“In the US, entrepreneurs are not necessarily disadvantaged on the basis of having previously ‘failed’,” she says. “Instead, investors are interested in what they learned, and what they would do differently if they were to secure funding.
“It would be helpful if. in the UK business world. we could reassess our relationship with so called failure, and instead recognise it as a learning opportunity.”
Julian Berkenshaw, professor of entrepreneurship at London Business School, says that the situation has improved in the UK’s technology sector, but not yet across the economy as a whole.
“I can think of many people who have had failed [technology] ventures who subsequently received money,” he says. “As long as you can show what you learned, how you pivoted to a new opportunity, the appetite for funding is still there.”
Back at Andy’s London headquarters, he says that while his business is now bigger than it was prior to 2008, he now lives more modestly.

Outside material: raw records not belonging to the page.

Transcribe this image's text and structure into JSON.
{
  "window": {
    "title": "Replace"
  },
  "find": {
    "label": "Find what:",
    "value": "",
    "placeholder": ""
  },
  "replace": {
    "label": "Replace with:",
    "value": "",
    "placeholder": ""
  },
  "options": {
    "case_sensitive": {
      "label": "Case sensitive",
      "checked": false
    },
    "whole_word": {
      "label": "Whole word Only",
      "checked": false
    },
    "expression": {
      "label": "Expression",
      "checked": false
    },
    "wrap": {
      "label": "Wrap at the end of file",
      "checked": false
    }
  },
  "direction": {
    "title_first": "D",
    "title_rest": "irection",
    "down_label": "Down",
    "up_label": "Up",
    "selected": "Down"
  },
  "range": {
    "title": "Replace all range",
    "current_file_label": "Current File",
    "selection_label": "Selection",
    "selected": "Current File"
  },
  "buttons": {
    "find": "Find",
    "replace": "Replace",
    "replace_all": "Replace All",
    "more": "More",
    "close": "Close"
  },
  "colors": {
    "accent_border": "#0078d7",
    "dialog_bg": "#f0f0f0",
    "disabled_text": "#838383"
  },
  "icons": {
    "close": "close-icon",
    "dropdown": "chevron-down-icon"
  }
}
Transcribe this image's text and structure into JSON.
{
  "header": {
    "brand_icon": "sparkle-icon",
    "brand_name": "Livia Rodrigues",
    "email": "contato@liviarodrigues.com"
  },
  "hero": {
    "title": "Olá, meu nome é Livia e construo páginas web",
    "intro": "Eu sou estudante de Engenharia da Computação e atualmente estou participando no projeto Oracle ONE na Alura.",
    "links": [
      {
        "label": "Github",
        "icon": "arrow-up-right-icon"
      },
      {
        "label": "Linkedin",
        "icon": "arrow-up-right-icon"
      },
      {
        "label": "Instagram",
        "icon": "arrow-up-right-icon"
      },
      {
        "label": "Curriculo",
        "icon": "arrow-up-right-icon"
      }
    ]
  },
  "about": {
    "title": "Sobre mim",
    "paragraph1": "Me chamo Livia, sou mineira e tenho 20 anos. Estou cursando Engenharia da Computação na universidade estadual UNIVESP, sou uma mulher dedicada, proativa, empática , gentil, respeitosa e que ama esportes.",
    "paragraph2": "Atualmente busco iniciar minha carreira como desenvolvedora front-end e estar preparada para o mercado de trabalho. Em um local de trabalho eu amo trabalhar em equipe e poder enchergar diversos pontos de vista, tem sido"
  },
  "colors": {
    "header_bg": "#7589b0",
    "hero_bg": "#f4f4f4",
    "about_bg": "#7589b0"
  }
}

“When you have lost everything it makes you more humble,” he says. “I have learned from my mistakes, I used to have a big overdraft, but now I don’t have any debt. And I used to have Ferraris, but now I have a moped, or I just walk.”